Another aspect of Lenten preaching that gets ignored is the communal and political nature of repentance. This can be seen in the context of the first reading from the prophet Joel, about sounding the trumpet in Zion, &c &c. You can read the passage again here. What precipitates the call to repentance, fasting, and change is a disaster that befalls the community. It might be a plague of crop-devouring locusts so virulent that it is compared to an invading army with the power to decimate the population, causing havoc and ruin. Or I suppose it might be an invading army as numerous as a plague of locusts, too. In either case, it is a "shadow on the mountain," and the call to fast is not to address some internal psychological issue. Read the beginning of Joel 2 here. This is a ritual fast being proclaimed in the nation to beseech heaven to intervene in the case of a natural and political disaster.

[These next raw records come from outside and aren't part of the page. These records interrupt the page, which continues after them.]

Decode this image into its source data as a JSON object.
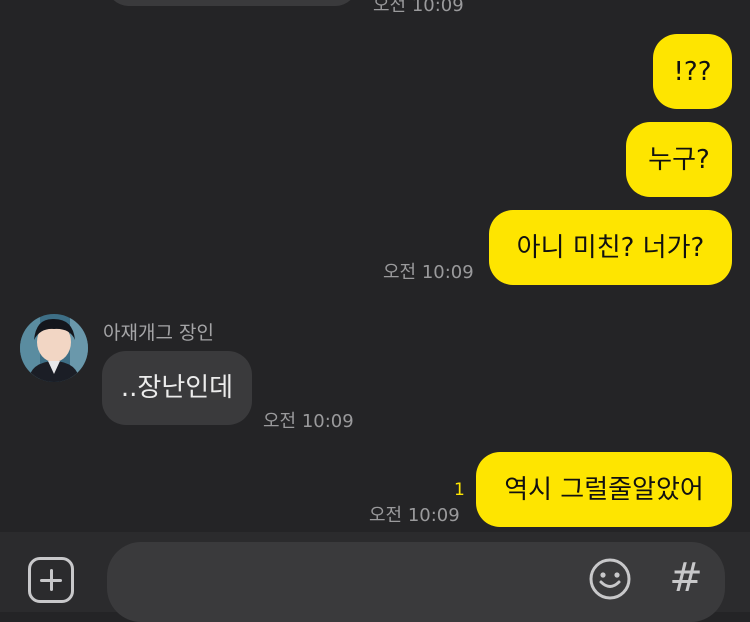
{
  "messages": {
    "top_time": "오전 10:09",
    "m1": "!??",
    "m2": "누구?",
    "m3": "아니 미친? 너가?",
    "m3_time": "오전 10:09",
    "sender_name": "아재개그 장인",
    "m4": "..장난인데",
    "m4_time": "오전 10:09",
    "m5": "역시 그럴줄알았어",
    "m5_unread": "1",
    "m5_time": "오전 10:09"
  },
  "composer": {
    "add_icon": "plus-square-icon",
    "emoji_icon": "smiley-icon",
    "hash_label": "#"
  },
  "colors": {
    "background": "#242426",
    "my_bubble": "#FEE500",
    "their_bubble": "#3A3A3C",
    "composer_bar": "#2B2B2D"
  }
}
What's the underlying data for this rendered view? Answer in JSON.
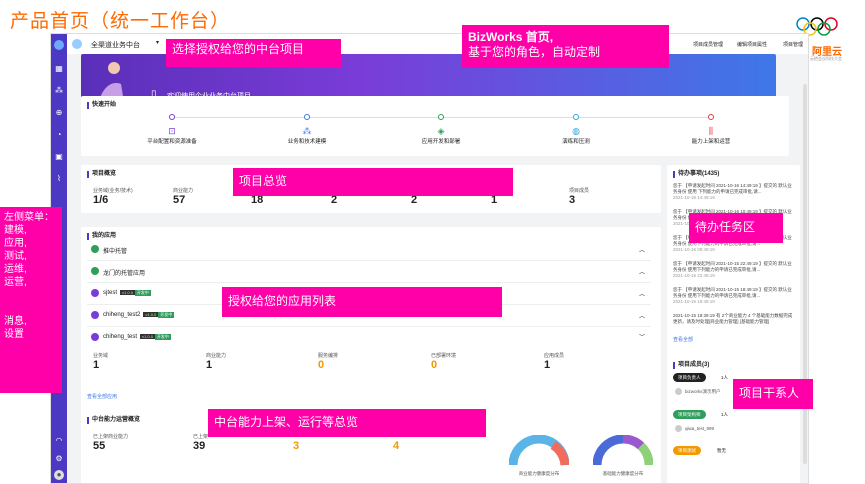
{
  "slide_title": "产品首页（统一工作台）",
  "brand": {
    "name": "阿里云",
    "sub": "云栖会议科技大会"
  },
  "topbar": {
    "workspace": "全渠道业务中台",
    "links": [
      "项目成员管理",
      "编辑项目属性",
      "项目管理"
    ]
  },
  "banner": {
    "text": "欢迎使用企业业务中台项目"
  },
  "quick_start": {
    "title": "快速开始",
    "items": [
      {
        "label": "平台配置和资源准备",
        "color": "#7a3cd8"
      },
      {
        "label": "业务和技术建模",
        "color": "#3e78e8"
      },
      {
        "label": "应用开发和部署",
        "color": "#2e9e5b"
      },
      {
        "label": "演练和压测",
        "color": "#2aa6e0"
      },
      {
        "label": "能力上架和运营",
        "color": "#e0403c"
      }
    ]
  },
  "overview": {
    "title": "项目概览",
    "stats": [
      {
        "label": "业务域(业务/技术)",
        "value": "1/6"
      },
      {
        "label": "商业能力",
        "value": "57"
      },
      {
        "label": "",
        "value": "18"
      },
      {
        "label": "",
        "value": "2"
      },
      {
        "label": "",
        "value": "2"
      },
      {
        "label": "",
        "value": "1"
      },
      {
        "label": "项目成员",
        "value": "3"
      }
    ]
  },
  "my_apps": {
    "title": "我的应用",
    "rows": [
      {
        "name": "推中托管",
        "version": "",
        "env": ""
      },
      {
        "name": "龙门的托管应用",
        "version": "",
        "env": ""
      },
      {
        "name": "sjtest",
        "version": "v1.0.0",
        "env": "开发中"
      },
      {
        "name": "chiheng_test2",
        "version": "v1.0.0",
        "env": "开发中"
      },
      {
        "name": "chiheng_test",
        "version": "v1.0.0",
        "env": "开发中"
      }
    ],
    "stats": [
      {
        "label": "业务域",
        "value": "1"
      },
      {
        "label": "商业能力",
        "value": "1"
      },
      {
        "label": "服务编排",
        "value": "0"
      },
      {
        "label": "已部署环境",
        "value": "0"
      },
      {
        "label": "应用成员",
        "value": "1"
      }
    ],
    "view_all": "查看全部应用"
  },
  "ops": {
    "title": "中台能力运营概览",
    "stats": [
      {
        "label": "已上架商业能力",
        "value": "55"
      },
      {
        "label": "已上架",
        "value": "39"
      },
      {
        "label": "",
        "value": "3"
      },
      {
        "label": "",
        "value": "4"
      }
    ],
    "donuts": [
      {
        "label": "商业能力健康度分布"
      },
      {
        "label": "基础能力健康度分布"
      }
    ]
  },
  "todo": {
    "title": "待办事项(1435)",
    "items": [
      {
        "text": "您于 【申请发起时间 2021-10-16 14:49:19 】提交的 默认业务身份 使用 下列能力的申请已完成审批,请...",
        "time": "2021-10-16 14:49:19"
      },
      {
        "text": "您于 【申请发起时间 2021-10-16 10:49:19 】提交的 默认业务身份 使用下列能力的申请已完成审批,请...",
        "time": "2021-10-16 10:49:19"
      },
      {
        "text": "您于 【申请发起时间 2021-10-16 09:49:19 】提交的 默认业务身份 使用下列能力的申请已完成审批,请...",
        "time": "2021-10-16 09:49:19"
      },
      {
        "text": "您于 【申请发起时间 2021-10-15 22:49:19 】提交的 默认业务身份 使用下列能力的申请已完成审批,请...",
        "time": "2021-10-15 22:49:19"
      },
      {
        "text": "您于 【申请发起时间 2021-10-15 18:49:19 】提交的 默认业务身份 使用下列能力的申请已完成审批,请...",
        "time": "2021-10-15 18:49:19"
      },
      {
        "text": "2021-10-15 18:39:19 有 2个商业能力 4 个基础能力数据完成更新，请及时处理[商业能力管理] [基础能力管理]",
        "time": "2021-10-15 18:39:19"
      }
    ],
    "view_all": "查看全部"
  },
  "members": {
    "title": "项目成员(3)",
    "groups": [
      {
        "role": "项目负责人",
        "count": "1人",
        "color": "#222",
        "user": "bizworks演示用户"
      },
      {
        "role": "项目架构师",
        "count": "1人",
        "color": "#2e9e5b",
        "user": "qiwa_test_999"
      },
      {
        "role": "项目测试",
        "count": "暂无",
        "color": "#f29900",
        "user": ""
      }
    ]
  },
  "annotations": {
    "select_project": "选择授权给您的中台项目",
    "bizworks_home_1": "BizWorks 首页,",
    "bizworks_home_2": "基于您的角色，自动定制",
    "overview": "项目总览",
    "todo": "待办任务区",
    "app_list": "授权给您的应用列表",
    "members": "项目干系人",
    "ops": "中台能力上架、运行等总览",
    "left_menu": "左侧菜单：\n建模,\n应用,\n测试,\n运维,\n运营,\n\n\n消息,\n设置"
  }
}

Like blackness spread upon the mountains a great and powerful army comes; their like has never been from of old, nor will be again after them in ages to come. (Jl 2:2, NRSV)We moderns don't believe than there’s any connection between natural disaster and divine disfavor, in fact, the New Testament witness goes against the idea that God would in any way be responsible for such disasters, since God makes the sun shine and rain fall alike on the good and the bad. Good things happen to good and bad people, and bad things do too. The cosmos doesn’t really care where the asteroid hits, where the tsunami floods or the tornado destroys. That will, in fact, come up for our reflection on the Third Sunday of Lent this year, at least in parishes not doing the scrutinies with catechumens.
But the people who suffer the most from these things are those who have the least protection from their ravages and who have the last ability to recover financially from their losses. The natural response can be “every ‘man’ for himself,” so that the poorest of the poor are left not only without means, but without hope. What baptism brings to this situation is an outward sign of the reality that all people are equals and the children of God. All people are called to share equally and eternally in the goodness of the earth and to live in the freedom and mutuality of the dominion of God. What Lent does is try to give us an opportunity, with those who are waiting for baptism right in front of us, to remember the calling we have already received, and to lead us, not inward, but outward, to other people. Lent comes yearly to lead us to the awareness that we might have too much, and that much needs to be cut away so that we can reach others (fasting). Lent calls us to center upon the One whose loving generativity is the origin of our communion (prayer). It gives us the opportunity to develop and practice new habits of generosity so that our goods, however meager or lavish, might be shared with the human family, particularly those who have been less enriched by the cosmos (almsgiving).
The path to this way of solidarity and equality under God is the path to the cross. The way of the world is to desire and obtain, not to be generous and surrender. Our Lenten practices preach by word and example that the riches that we have accumulated really belong to everyone equally, and that our petty ways of separating people into the deserving and undeserving, the in and the out, red and blue, sinners and just, these are all illusions of ego-driven and misguided desire. Those who follow the gospel will be no less vulnerable to the lash and cross than was Jesus who, as the icon of the invisible God, preached the word of justice and equality on earth, the jubilee made human. The way to Easter leads through Good Friday, for Jesus, and for everybody.
We know that the shadow is on the mountain; God give us strength to blow the trumpet, call the assembly, proclaim the fast.